UN, New York, Dec. 10—In a speech at a UN event to mark International Human Rights Day, U.S. Ambassador Susan Rice today announced that the U.S. will press for a major UN vote to restore language in a human rights resolution on extrajudicial killings to emphasize that LGBT people are often the targets of such murders.
The high-level panel marking human rights day focused exclusively on violence, discrimination and related abuse against LGBT communities worldwide. UN Secretary-General Ban Ki-moon opened the event by noting that “these are not merely assaults on individuals. They are attacks on all of us.” He declared that “we have a collective responsibility to stand against discrimination, to defend our fellow human beings and our fundamental principles,” emphasizing that “from my first days in office as Secretary-General, I have spoken out against stigma and discrimination.” He noted that he has called for decriminalization of homosexuality in all countries, and that he is proud of his individual interventions in support of LGBT rights, including his efforts last May to secure the release of a young transgender couple imprisoned in Malawi on criminal charges for homosexuality. (See his full statement here.)
Ambassador Rice spoke of the progress the United States has achieved in support of equality, but noted that in the United States, “we have got a great deal more work to do.” She expressed extreme disappointment at the vote in the U.S. Senate yesterday to block debate of “Don’t Ask, Don’t Tell,” noting that it “erodes our security, as well as our principles.” She vowed to fight on in the United States and at the United Nations.
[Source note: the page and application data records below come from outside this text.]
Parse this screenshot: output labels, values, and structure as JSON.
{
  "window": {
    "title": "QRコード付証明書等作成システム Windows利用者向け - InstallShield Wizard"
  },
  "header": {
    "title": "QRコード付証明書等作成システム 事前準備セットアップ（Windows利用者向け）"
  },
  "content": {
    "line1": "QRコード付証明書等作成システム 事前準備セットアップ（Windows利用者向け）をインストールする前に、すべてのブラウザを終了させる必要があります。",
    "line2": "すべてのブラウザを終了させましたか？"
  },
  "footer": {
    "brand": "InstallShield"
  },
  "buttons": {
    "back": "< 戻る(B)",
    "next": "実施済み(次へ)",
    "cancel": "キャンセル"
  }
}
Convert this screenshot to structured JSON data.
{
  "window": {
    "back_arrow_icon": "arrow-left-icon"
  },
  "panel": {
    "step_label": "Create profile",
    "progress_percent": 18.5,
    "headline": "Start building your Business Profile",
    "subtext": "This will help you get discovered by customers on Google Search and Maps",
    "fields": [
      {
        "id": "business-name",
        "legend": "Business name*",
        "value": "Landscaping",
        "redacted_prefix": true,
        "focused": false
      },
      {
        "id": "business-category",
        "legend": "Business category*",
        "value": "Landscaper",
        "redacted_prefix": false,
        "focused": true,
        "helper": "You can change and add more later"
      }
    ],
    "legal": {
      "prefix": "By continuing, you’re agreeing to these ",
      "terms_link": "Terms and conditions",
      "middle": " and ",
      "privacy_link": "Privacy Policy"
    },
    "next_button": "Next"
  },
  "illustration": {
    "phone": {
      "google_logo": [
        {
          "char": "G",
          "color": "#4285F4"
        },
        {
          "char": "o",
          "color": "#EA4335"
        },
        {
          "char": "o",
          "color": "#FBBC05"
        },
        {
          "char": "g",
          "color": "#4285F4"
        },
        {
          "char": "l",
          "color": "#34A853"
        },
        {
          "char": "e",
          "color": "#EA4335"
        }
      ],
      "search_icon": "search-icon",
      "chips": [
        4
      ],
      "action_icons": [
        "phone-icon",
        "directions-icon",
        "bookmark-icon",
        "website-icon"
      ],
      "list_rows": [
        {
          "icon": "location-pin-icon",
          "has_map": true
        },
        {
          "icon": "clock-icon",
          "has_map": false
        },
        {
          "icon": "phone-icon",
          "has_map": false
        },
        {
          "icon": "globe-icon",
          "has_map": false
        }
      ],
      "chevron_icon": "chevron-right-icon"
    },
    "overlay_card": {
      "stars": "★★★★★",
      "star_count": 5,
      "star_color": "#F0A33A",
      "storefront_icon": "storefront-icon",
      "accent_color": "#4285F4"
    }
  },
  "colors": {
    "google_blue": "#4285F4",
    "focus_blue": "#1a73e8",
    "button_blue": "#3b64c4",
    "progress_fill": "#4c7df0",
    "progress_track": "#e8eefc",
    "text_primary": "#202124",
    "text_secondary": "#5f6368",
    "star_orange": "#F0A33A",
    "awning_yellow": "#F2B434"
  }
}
In particular, Rice noted that she was “incensed by the recent vote in the General Assembly’s Third Committee, which eliminated any mention of lesbian, gay, bisexual, and transgender individuals from a resolution condemning extrajudicial killing of vulnerable people around the world.” She vowed to fight that decision on the floor of the UN General Assembly before an upcoming vote on December 20. (See her full remarks here.)
The upcoming fight on LGBT language in the resolution condemning extrajudicial killings could be a very big—and very important—fight in the United Nations later this month. It is the only UN human rights resolution that includes sexual orientation language, and the battle lines that were drawn last month during the committee vote that stripped the language were particularly sharp. The campaign for LGBT-recognition in the General Assembly will be difficult, and victory is not certain, but it does embody the principled commitment of the U.S. government.
After the high-level discussion, which also included remarks by the Assistant Secretary-General for Human Rights and other senior UN officials, three human rights defenders provided their own testimony of their real-life struggles and the violence they experience within their LGBT communities in Turkey, the Caribbean and southern Africa.